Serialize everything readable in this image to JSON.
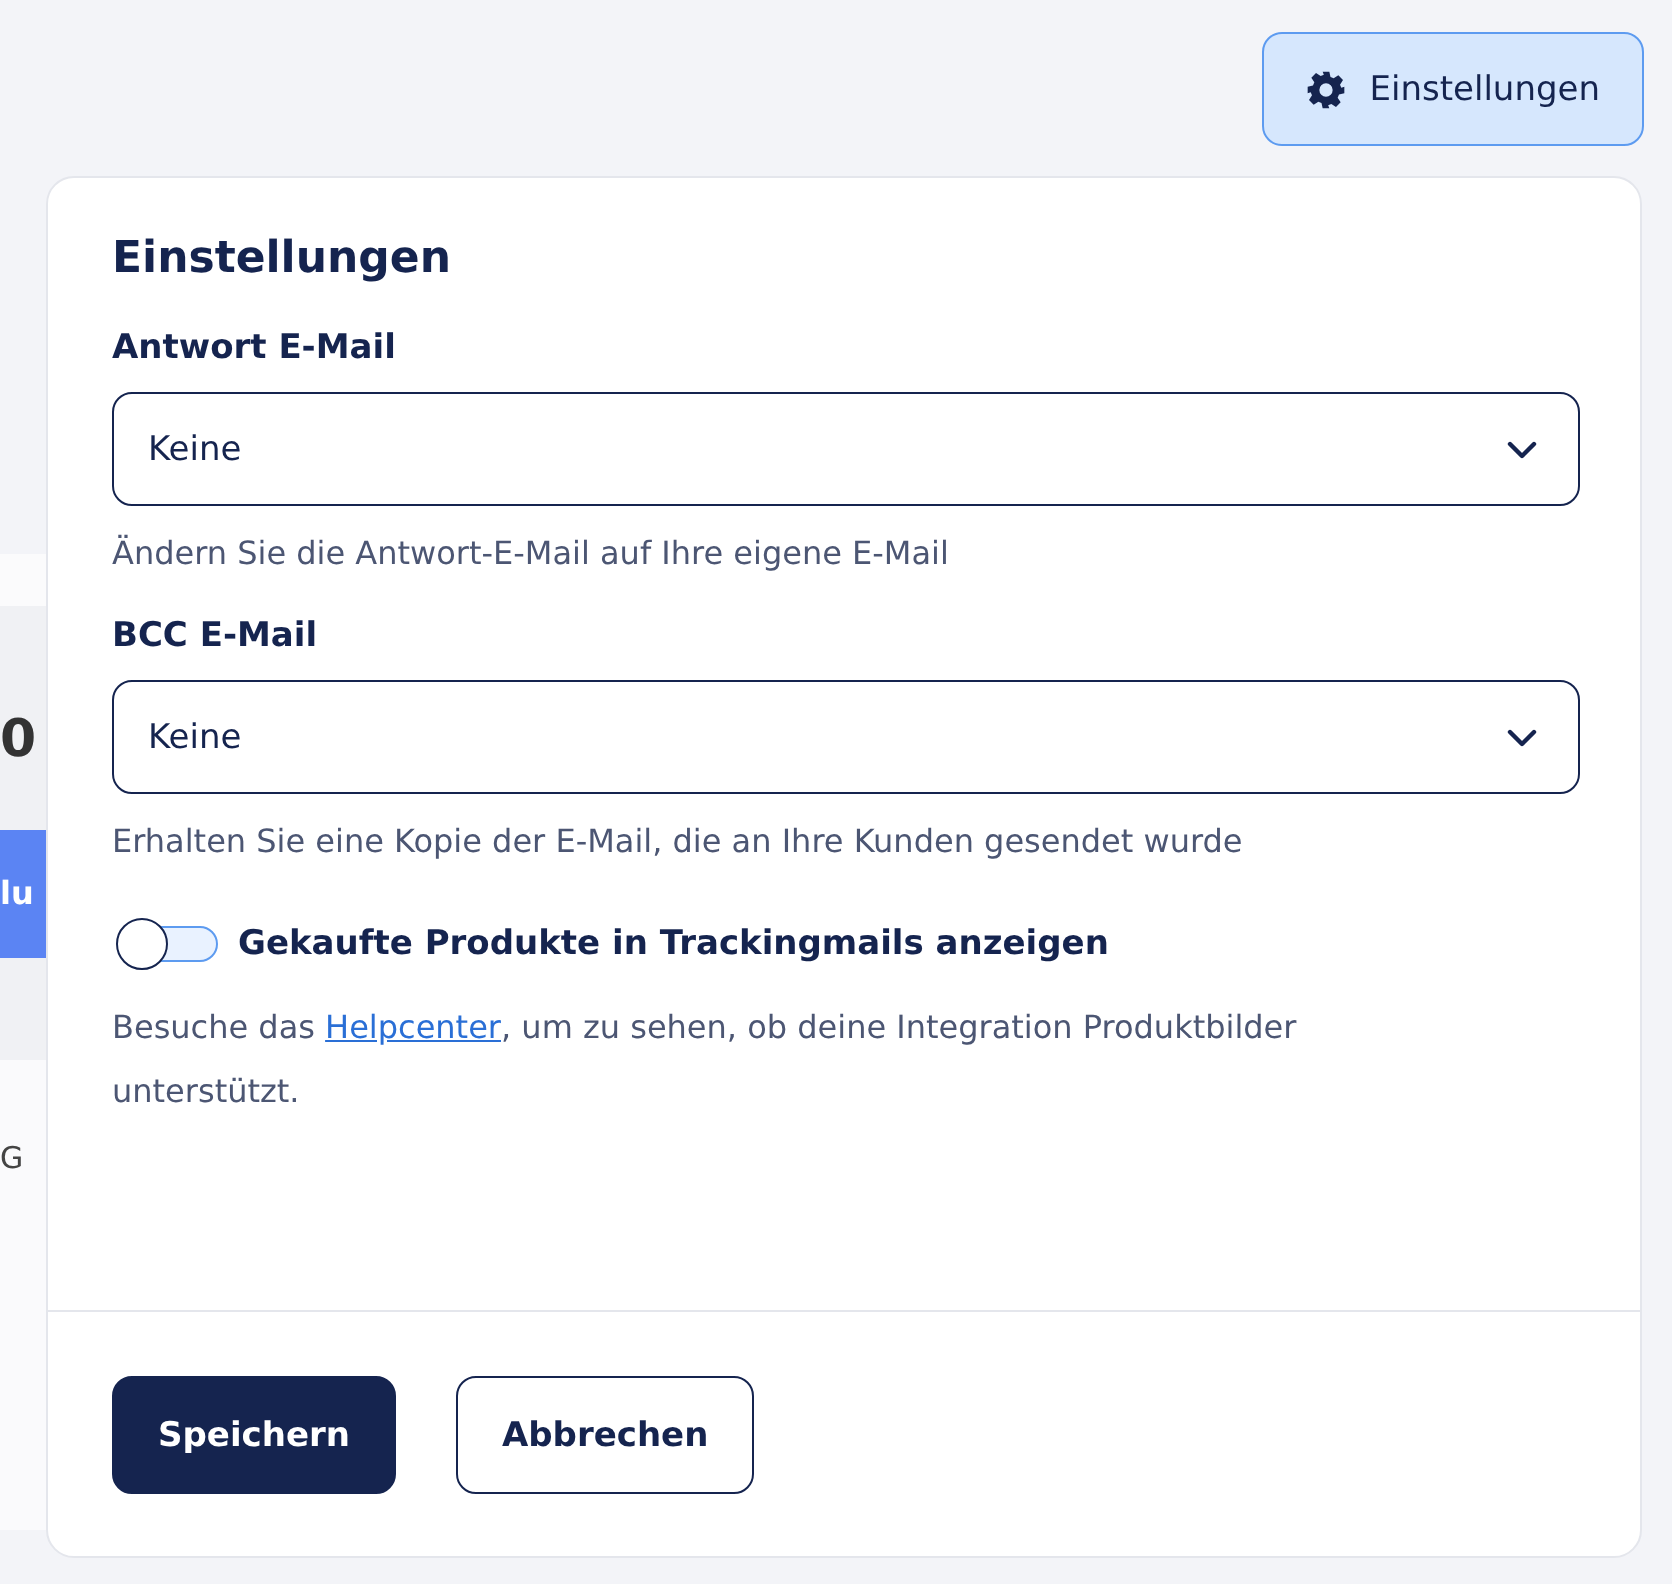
{
  "header_button": {
    "label": "Einstellungen"
  },
  "background_fragments": [
    {
      "kind": "heading",
      "text": "0"
    },
    {
      "kind": "button",
      "text": "lu"
    },
    {
      "kind": "text",
      "text": "G"
    }
  ],
  "panel": {
    "title": "Einstellungen",
    "fields": [
      {
        "label": "Antwort E-Mail",
        "value": "Keine",
        "hint": "Ändern Sie die Antwort-E-Mail auf Ihre eigene E-Mail"
      },
      {
        "label": "BCC E-Mail",
        "value": "Keine",
        "hint": "Erhalten Sie eine Kopie der E-Mail, die an Ihre Kunden gesendet wurde"
      }
    ],
    "toggle": {
      "label": "Gekaufte Produkte in Trackingmails anzeigen",
      "on": false
    },
    "note": {
      "before": "Besuche das ",
      "link": "Helpcenter",
      "after": ", um zu sehen, ob deine Integration Produktbilder unterstützt."
    },
    "buttons": [
      {
        "label": "Speichern",
        "kind": "primary"
      },
      {
        "label": "Abbrechen",
        "kind": "secondary"
      }
    ]
  }
}
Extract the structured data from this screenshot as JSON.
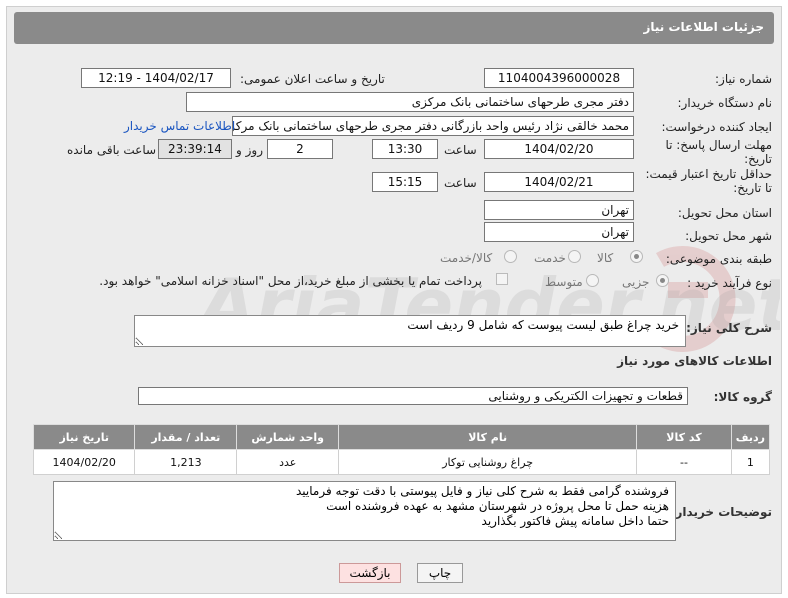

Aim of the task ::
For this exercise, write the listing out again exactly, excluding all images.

Expected answer ::
Serialize everything readable in this image to JSON.
{
  "header_button": {
    "label": "Einstellungen"
  },
  "background_fragments": [
    {
      "kind": "heading",
      "text": "0"
    },
    {
      "kind": "button",
      "text": "lu"
    },
    {
      "kind": "text",
      "text": "G"
    }
  ],
  "panel": {
    "title": "Einstellungen",
    "fields": [
      {
        "label": "Antwort E-Mail",
        "value": "Keine",
        "hint": "Ändern Sie die Antwort-E-Mail auf Ihre eigene E-Mail"
      },
      {
        "label": "BCC E-Mail",
        "value": "Keine",
        "hint": "Erhalten Sie eine Kopie der E-Mail, die an Ihre Kunden gesendet wurde"
      }
    ],
    "toggle": {
      "label": "Gekaufte Produkte in Trackingmails anzeigen",
      "on": false
    },
    "note": {
      "before": "Besuche das ",
      "link": "Helpcenter",
      "after": ", um zu sehen, ob deine Integration Produktbilder unterstützt."
    },
    "buttons": [
      {
        "label": "Speichern",
        "kind": "primary"
      },
      {
        "label": "Abbrechen",
        "kind": "secondary"
      }
    ]
  }
}
Extract the structured data from this screenshot as JSON.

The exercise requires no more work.